Ohio State Experts Available for Comment on New Corona-virus

By: Tracy Turner, OSU Communications

Scientists with The Ohio State University College of Food, Agricultural, and Environmental Sciences (CFAES) and the College of Veterinary Medicine (CVM) can offer insight into the new coronavirus that is being blamed for at least 26 deaths and more than 830 confirmed illnesses internationally since December 2019, with at least two cases of coronavirus reported this week in the United States—in Washington state and Chicago. And at least an additional 50 people in the United States are under observation in 22 states, according to the Centers for Disease Control and Prevention (CDC). Continue reading

Cows Under the Covers Field Day

Please click on the flyer if interested in attending a grazing and cover crop workshop on Wednesday, August 21, 2019 in Camden, Michigan.

Join us at Person Farms on Wednesday, August 21 for an advanced Cover Crop and Grazing workshop with guest speakers Steve Groff, “The Cover Crop Coach” and Jerry Lindquist, retired MSU grazing educator. Continue reading

Seeds for Success Program

Seeds For Success Small Farm Conference will be held on Saturday, March 16, 2019 at Northwest State Community College, located at 22600 State Route 34, Archbold Ohio.  The conference provides education and topics of interest for small farm and rural landowners. Participants will walk away from the conference with knowledge and ideas of how to improve existing enterprises or marketing opportunities.
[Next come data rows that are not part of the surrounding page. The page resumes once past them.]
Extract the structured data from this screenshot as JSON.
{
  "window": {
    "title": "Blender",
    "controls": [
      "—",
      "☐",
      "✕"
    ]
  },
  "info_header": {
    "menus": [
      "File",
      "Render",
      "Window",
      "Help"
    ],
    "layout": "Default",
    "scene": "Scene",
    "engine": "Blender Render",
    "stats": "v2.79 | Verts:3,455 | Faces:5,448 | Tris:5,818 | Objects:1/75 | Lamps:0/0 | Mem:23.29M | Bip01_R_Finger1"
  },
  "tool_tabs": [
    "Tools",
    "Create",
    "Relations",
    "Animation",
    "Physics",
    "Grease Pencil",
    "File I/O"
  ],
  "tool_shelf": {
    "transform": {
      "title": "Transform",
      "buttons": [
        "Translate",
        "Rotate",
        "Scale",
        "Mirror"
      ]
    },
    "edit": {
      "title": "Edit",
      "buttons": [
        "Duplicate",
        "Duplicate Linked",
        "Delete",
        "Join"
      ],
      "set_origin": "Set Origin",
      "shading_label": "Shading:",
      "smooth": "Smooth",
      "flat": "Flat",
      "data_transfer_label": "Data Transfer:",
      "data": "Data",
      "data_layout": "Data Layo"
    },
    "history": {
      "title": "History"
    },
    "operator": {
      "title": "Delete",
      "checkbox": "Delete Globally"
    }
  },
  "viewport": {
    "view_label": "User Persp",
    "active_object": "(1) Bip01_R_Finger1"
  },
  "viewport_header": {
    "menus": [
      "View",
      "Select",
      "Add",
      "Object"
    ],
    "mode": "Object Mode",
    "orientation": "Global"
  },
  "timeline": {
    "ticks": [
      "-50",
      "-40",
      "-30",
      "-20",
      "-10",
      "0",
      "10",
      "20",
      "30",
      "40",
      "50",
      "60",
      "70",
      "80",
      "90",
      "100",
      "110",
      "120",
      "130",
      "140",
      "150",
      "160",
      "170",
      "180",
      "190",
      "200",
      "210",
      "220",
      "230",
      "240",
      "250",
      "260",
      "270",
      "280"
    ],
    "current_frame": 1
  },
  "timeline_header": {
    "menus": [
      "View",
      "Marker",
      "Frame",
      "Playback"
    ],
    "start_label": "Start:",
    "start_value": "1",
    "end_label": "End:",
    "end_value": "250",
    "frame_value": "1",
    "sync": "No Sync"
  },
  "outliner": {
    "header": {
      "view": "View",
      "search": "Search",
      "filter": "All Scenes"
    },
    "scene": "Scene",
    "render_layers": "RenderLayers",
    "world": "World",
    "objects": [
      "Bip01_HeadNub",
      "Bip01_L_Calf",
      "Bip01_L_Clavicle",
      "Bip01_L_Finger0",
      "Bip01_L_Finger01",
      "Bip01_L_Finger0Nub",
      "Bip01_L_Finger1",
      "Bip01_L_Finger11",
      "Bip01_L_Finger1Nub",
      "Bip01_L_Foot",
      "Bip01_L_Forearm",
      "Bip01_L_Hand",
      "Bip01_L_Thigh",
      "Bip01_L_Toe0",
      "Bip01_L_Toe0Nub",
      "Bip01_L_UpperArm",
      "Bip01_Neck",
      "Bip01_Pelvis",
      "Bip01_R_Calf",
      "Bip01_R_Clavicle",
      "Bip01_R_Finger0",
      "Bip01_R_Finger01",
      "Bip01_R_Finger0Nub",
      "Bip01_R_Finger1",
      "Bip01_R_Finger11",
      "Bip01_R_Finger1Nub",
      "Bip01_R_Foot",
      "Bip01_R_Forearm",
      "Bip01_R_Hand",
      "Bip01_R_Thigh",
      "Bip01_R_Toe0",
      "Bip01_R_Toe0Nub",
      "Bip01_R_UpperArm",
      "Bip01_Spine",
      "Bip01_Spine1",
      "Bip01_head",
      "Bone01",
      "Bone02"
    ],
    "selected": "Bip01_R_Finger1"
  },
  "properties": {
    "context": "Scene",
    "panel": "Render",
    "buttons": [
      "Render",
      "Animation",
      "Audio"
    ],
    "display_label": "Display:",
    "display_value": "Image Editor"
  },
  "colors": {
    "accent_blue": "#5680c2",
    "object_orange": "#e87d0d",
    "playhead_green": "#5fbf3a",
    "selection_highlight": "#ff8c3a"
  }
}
For those who have some acreage but don’t yet know what to do with it, the conference is an opportunity to consider possibilities, gather information, and make contacts. Continue reading